Work required >>
Your copy should match the entries exactly, with the pictures left out.
***** Extracted records
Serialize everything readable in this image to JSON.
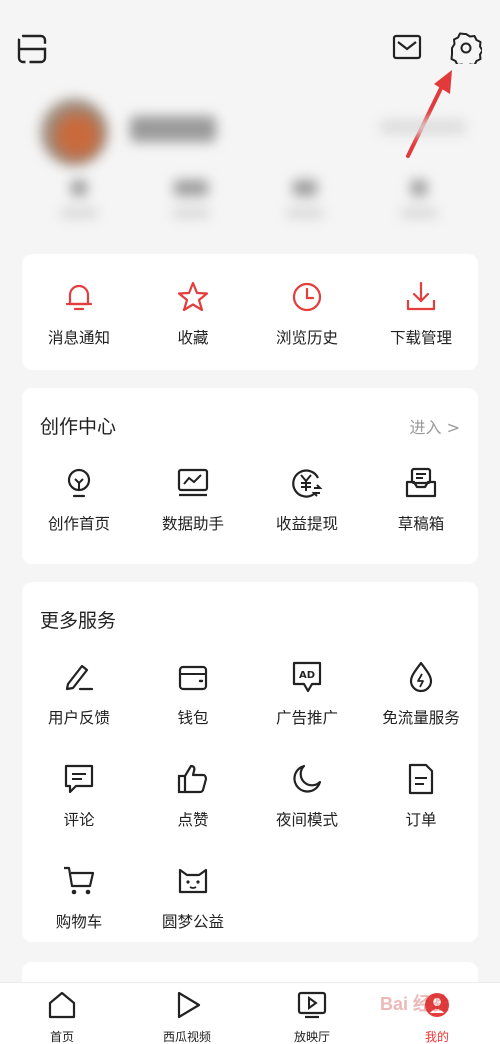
{
  "header": {
    "scan_icon": "scan-icon",
    "mail_icon": "mail-icon",
    "settings_icon": "gear-icon"
  },
  "quick_actions": [
    {
      "label": "消息通知",
      "icon": "bell-icon"
    },
    {
      "label": "收藏",
      "icon": "star-icon"
    },
    {
      "label": "浏览历史",
      "icon": "clock-icon"
    },
    {
      "label": "下载管理",
      "icon": "download-icon"
    }
  ],
  "creation": {
    "title": "创作中心",
    "enter": "进入 >",
    "items": [
      {
        "label": "创作首页",
        "icon": "lightbulb-icon"
      },
      {
        "label": "数据助手",
        "icon": "chart-monitor-icon"
      },
      {
        "label": "收益提现",
        "icon": "yuan-coin-icon"
      },
      {
        "label": "草稿箱",
        "icon": "draft-box-icon"
      }
    ]
  },
  "more": {
    "title": "更多服务",
    "items": [
      {
        "label": "用户反馈",
        "icon": "pen-icon"
      },
      {
        "label": "钱包",
        "icon": "wallet-icon"
      },
      {
        "label": "广告推广",
        "icon": "ad-icon"
      },
      {
        "label": "免流量服务",
        "icon": "drop-icon"
      },
      {
        "label": "评论",
        "icon": "comment-icon"
      },
      {
        "label": "点赞",
        "icon": "thumbs-up-icon"
      },
      {
        "label": "夜间模式",
        "icon": "moon-icon"
      },
      {
        "label": "订单",
        "icon": "order-icon"
      },
      {
        "label": "购物车",
        "icon": "cart-icon"
      },
      {
        "label": "圆梦公益",
        "icon": "cat-face-icon"
      }
    ]
  },
  "nav": [
    {
      "label": "首页",
      "icon": "home-icon"
    },
    {
      "label": "西瓜视频",
      "icon": "play-icon"
    },
    {
      "label": "放映厅",
      "icon": "tv-icon"
    },
    {
      "label": "我的",
      "icon": "profile-icon"
    }
  ],
  "watermark": "Bai 经验",
  "colors": {
    "accent": "#e33d3d",
    "icon": "#222222"
  }
}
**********
Result of this task >>
Serialize everything readable in this image to JSON.
{
  "header": {
    "scan_icon": "scan-icon",
    "mail_icon": "mail-icon",
    "settings_icon": "gear-icon"
  },
  "quick_actions": [
    {
      "label": "消息通知",
      "icon": "bell-icon"
    },
    {
      "label": "收藏",
      "icon": "star-icon"
    },
    {
      "label": "浏览历史",
      "icon": "clock-icon"
    },
    {
      "label": "下载管理",
      "icon": "download-icon"
    }
  ],
  "creation": {
    "title": "创作中心",
    "enter": "进入 >",
    "items": [
      {
        "label": "创作首页",
        "icon": "lightbulb-icon"
      },
      {
        "label": "数据助手",
        "icon": "chart-monitor-icon"
      },
      {
        "label": "收益提现",
        "icon": "yuan-coin-icon"
      },
      {
        "label": "草稿箱",
        "icon": "draft-box-icon"
      }
    ]
  },
  "more": {
    "title": "更多服务",
    "items": [
      {
        "label": "用户反馈",
        "icon": "pen-icon"
      },
      {
        "label": "钱包",
        "icon": "wallet-icon"
      },
      {
        "label": "广告推广",
        "icon": "ad-icon"
      },
      {
        "label": "免流量服务",
        "icon": "drop-icon"
      },
      {
        "label": "评论",
        "icon": "comment-icon"
      },
      {
        "label": "点赞",
        "icon": "thumbs-up-icon"
      },
      {
        "label": "夜间模式",
        "icon": "moon-icon"
      },
      {
        "label": "订单",
        "icon": "order-icon"
      },
      {
        "label": "购物车",
        "icon": "cart-icon"
      },
      {
        "label": "圆梦公益",
        "icon": "cat-face-icon"
      }
    ]
  },
  "nav": [
    {
      "label": "首页",
      "icon": "home-icon"
    },
    {
      "label": "西瓜视频",
      "icon": "play-icon"
    },
    {
      "label": "放映厅",
      "icon": "tv-icon"
    },
    {
      "label": "我的",
      "icon": "profile-icon"
    }
  ],
  "watermark": "Bai 经验",
  "colors": {
    "accent": "#e33d3d",
    "icon": "#222222"
  }
}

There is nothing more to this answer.